For a PR staffer, getting your product good airtime in one of Shannon’s videos is a gold medal. Getting it the sole focus of a ‘first impressions’ video, broadcast to three million subscribers, without sponsorship, is like winning the PR World Cup and the Olympics, too. That’s champagne in the office, A+ on your performance review, no more work for the rest of the year material.
But even if the carefully tissue-wrapped, lolly-stuffed package some PR intern sends out to a beauty guru doesn’t make it into its own video, the agency is probably hoping for more than a four second flash in front of the camera deep into a half-hour long unboxing video. With that, they’ll get Shannon reading the product’s name aloud – correctly, if they’re really lucky – and maybe an “oh that’s so cute” or “omg I love it”, or, if the ghost of Estée Lauder herself is smiling down at them, “I’m obsessed”.
A commenter says “idk how she’s not overwhelmed with all the boxes!!! This video gave me so much anxiety! Haha”. I kinda feel the same way. There are so many parcels that they take up almost the entire room, and they’ve only arrived over the past month – Shannon’s previous PR unboxing video was uploaded on September 5.
These kinds of videos feel like a way for gurus to deal with that overwhelming volume of product, fulfilling pressure from brands to give them some sort of coverage. Of course, everyone watching is just plain curious, too. We love makeup, we want to see what’s new. And we’re rubbernecking, eager to see what life is like for the regular ol’ Kiwi girl from Palmerston North who’s also a social media celebrity and drives a Porsche. $7500 is more money than most of us would spend on makeup in years.
And, despite the sports car, Shannon has remained a real person. She’s managed to maintain the delicate balance between excitement over each beige liquid lipstick or squishy powder compact she lifts from the wrapping (real or feigned, it doesn’t really matter) and her goofy and relatable self. She gets distracted while fawning over a new NARS lipstick: “did I forget to fake tan my elbow?” She doesn’t edit out the part where she reads aloud Lululemon’s return policy before realising it’s not advertising copy for a new product.

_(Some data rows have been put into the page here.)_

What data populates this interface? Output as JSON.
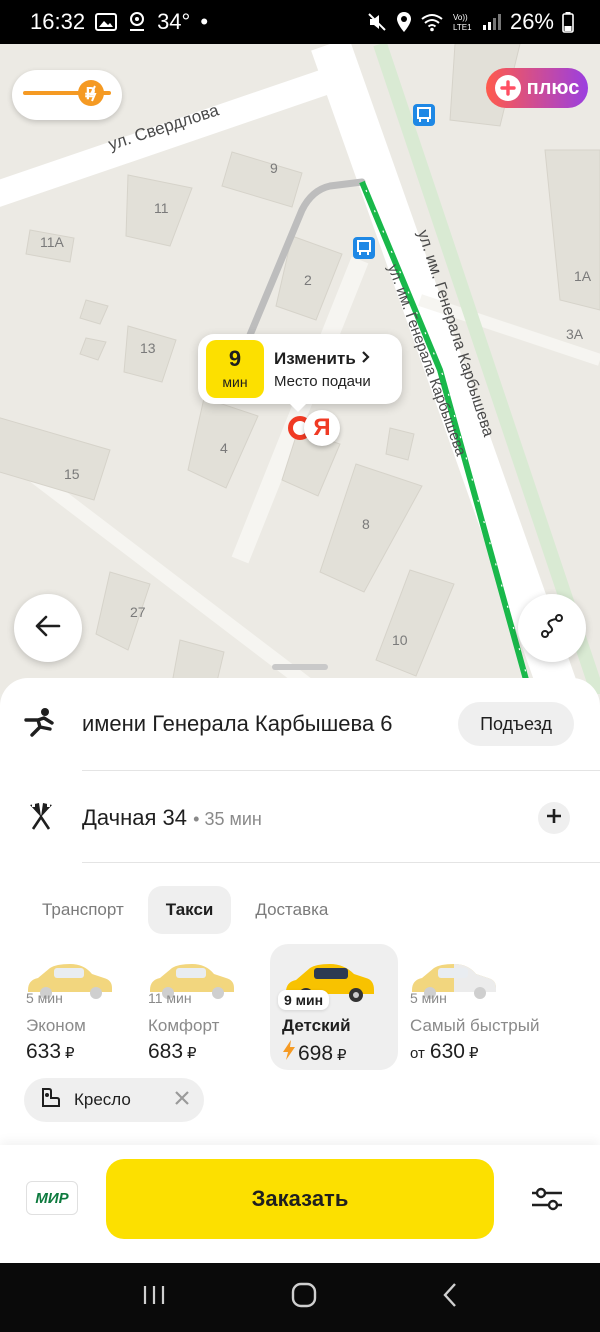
{
  "status_bar": {
    "time": "16:32",
    "temperature": "34°",
    "dot": "•",
    "battery": "26%"
  },
  "map": {
    "streets": {
      "sverdlova": "ул. Свердлова",
      "karbysheva_right": "ул. им. Генерала Карбышева",
      "karbysheva_route": "ул. им. Генерала Карбышева"
    },
    "buildings": [
      "9",
      "11",
      "11А",
      "2",
      "13",
      "1А",
      "3А",
      "4",
      "15",
      "8",
      "27",
      "10"
    ],
    "pickup": {
      "eta_value": "9",
      "eta_unit": "мин",
      "action": "Изменить",
      "caption": "Место подачи"
    },
    "yandex_letter": "Я",
    "plus_label": "плюс",
    "route_color": "#19b84a"
  },
  "route": {
    "from": {
      "address": "имени Генерала Карбышева 6",
      "entrance_label": "Подъезд"
    },
    "to": {
      "address": "Дачная 34",
      "duration": "35 мин"
    }
  },
  "tabs": [
    {
      "label": "Транспорт",
      "active": false
    },
    {
      "label": "Такси",
      "active": true
    },
    {
      "label": "Доставка",
      "active": false
    }
  ],
  "tariffs": [
    {
      "eta": "5 мин",
      "name": "Эконом",
      "price": "633",
      "currency": "₽",
      "prefix": "",
      "active": false
    },
    {
      "eta": "11 мин",
      "name": "Комфорт",
      "price": "683",
      "currency": "₽",
      "prefix": "",
      "active": false
    },
    {
      "eta": "9 мин",
      "name": "Детский",
      "price": "698",
      "currency": "₽",
      "prefix": "",
      "active": true
    },
    {
      "eta": "5 мин",
      "name": "Самый быстрый",
      "price": "630",
      "currency": "₽",
      "prefix": "от",
      "active": false
    }
  ],
  "option_chip": {
    "label": "Кресло"
  },
  "payment": {
    "card_label": "МИР"
  },
  "order_button": "Заказать",
  "colors": {
    "accent_yellow": "#fce000",
    "yandex_red": "#f03a24"
  }
}
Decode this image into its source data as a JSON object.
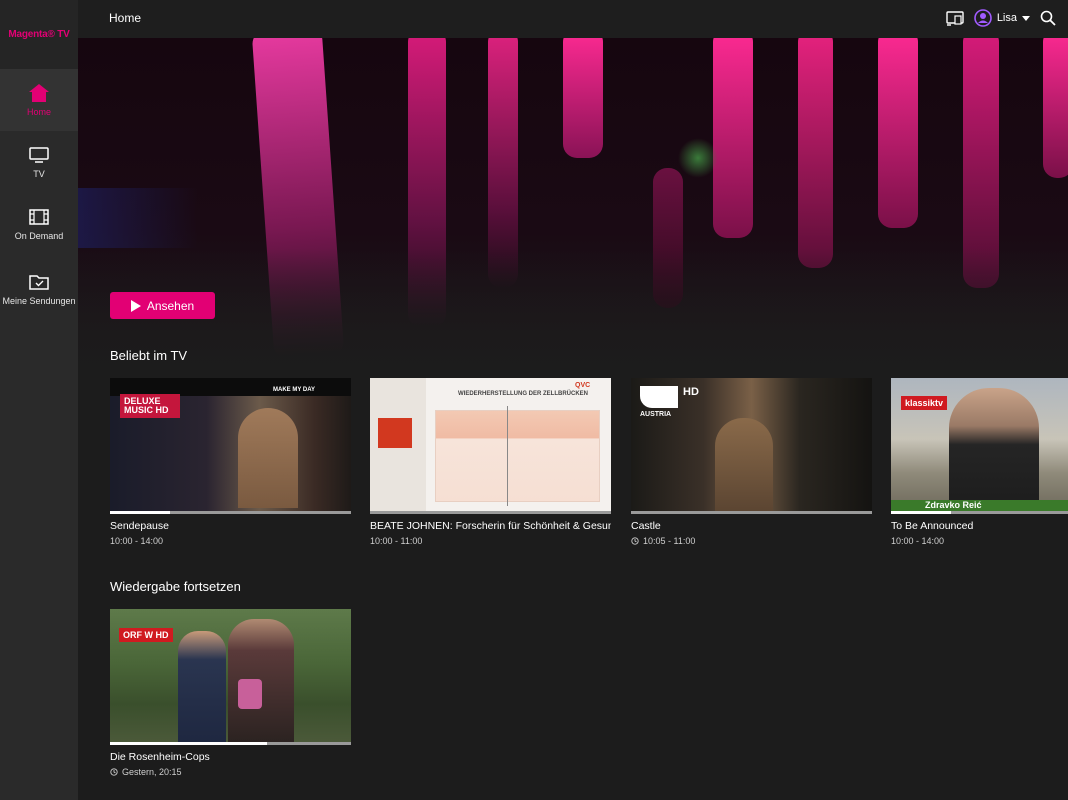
{
  "app": {
    "logo": "Magenta® TV",
    "page_title": "Home"
  },
  "sidebar": {
    "items": [
      {
        "label": "Home",
        "icon": "home-icon",
        "active": true
      },
      {
        "label": "TV",
        "icon": "tv-icon",
        "active": false
      },
      {
        "label": "On Demand",
        "icon": "film-icon",
        "active": false
      },
      {
        "label": "Meine Sendungen",
        "icon": "folder-check-icon",
        "active": false
      }
    ]
  },
  "topbar": {
    "user_name": "Lisa",
    "icons": [
      "cast-icon",
      "user-avatar-icon",
      "search-icon"
    ]
  },
  "hero": {
    "watch_label": "Ansehen",
    "accent": "#e20074"
  },
  "sections": [
    {
      "title": "Beliebt im TV",
      "cards": [
        {
          "title": "Sendepause",
          "time": "10:00 - 14:00",
          "channel_logo": "DELUXE MUSIC HD",
          "banner": "MAKE MY DAY",
          "progress": 0.25,
          "replay": false
        },
        {
          "title": "BEATE JOHNEN: Forscherin für Schönheit & Gesundheit",
          "time": "10:00 - 11:00",
          "channel_logo": "QVC",
          "banner": "WIEDERHERSTELLUNG DER ZELLBRÜCKEN",
          "progress": 0.0,
          "replay": false
        },
        {
          "title": "Castle",
          "time": "10:05 - 11:00",
          "channel_logo": "AUSTRIA",
          "badge": "HD",
          "progress": 0.0,
          "replay": true
        },
        {
          "title": "To Be Announced",
          "time": "10:00 - 14:00",
          "channel_logo": "klassiktv",
          "lower_third": "Zdravko Reić",
          "progress": 0.25,
          "replay": false
        }
      ]
    },
    {
      "title": "Wiedergabe fortsetzen",
      "cards": [
        {
          "title": "Die Rosenheim-Cops",
          "time": "Gestern, 20:15",
          "channel_logo": "ORF W HD",
          "progress": 0.65,
          "replay": true
        }
      ]
    }
  ]
}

It’s this relatability that sets the new generation of influencers apart from traditional celebrities. The YouTube/Nielsen/Carat study cites irreverence as driving the credibility and trust of beauty gurus like Shannon. She taught herself her makeup skills, she can’t pronounce French brands properly, she got bullied in high school; she’s just like you and me. Just way, way richer.
Shannon’s got a captive audience of three million, who have all chosen to get notified when she uploads a new video, on a subject they love. Even if ten percent of those subscribers watch any one of her videos, that’s a viewership larger than the population of Wellington.
And those viewers – we viewers – will sit through 30, even 40 minutes of beauty content, content that’s dependent on makeup products and almost impossible to create without mentioning brand names. No wonder PR companies are showering her with full product lines, tiny screens that autoplay video when she opens the box, piñatas, Pizza Hut vouchers and tubes of bubbles.
Uploading videos like this is a pretty savvy way of acknowledging all this. It’s too late to pretend that Shaaanxo is just a passion project, that brands sending her mountains of product is just a happy coincidence that supplements a girl’s love of makeup. Why not call it what it is: free shit from PR companies?
But $7500 of free lipstick won’t pay Shannon’s bills, either. To make money, she needs people to watch her videos – well, more specifically, to watch the ads on her videos. The longer the video, the more ads, the more ad revenue for her. So if she can make one month’s worth of PR deliveries into two 30-minute videos, each hitting YouTube’s trending list and gathering 400+ thousand views, without even having to put on a scrap of makeup on camera?
Sounds like a genius formula to me.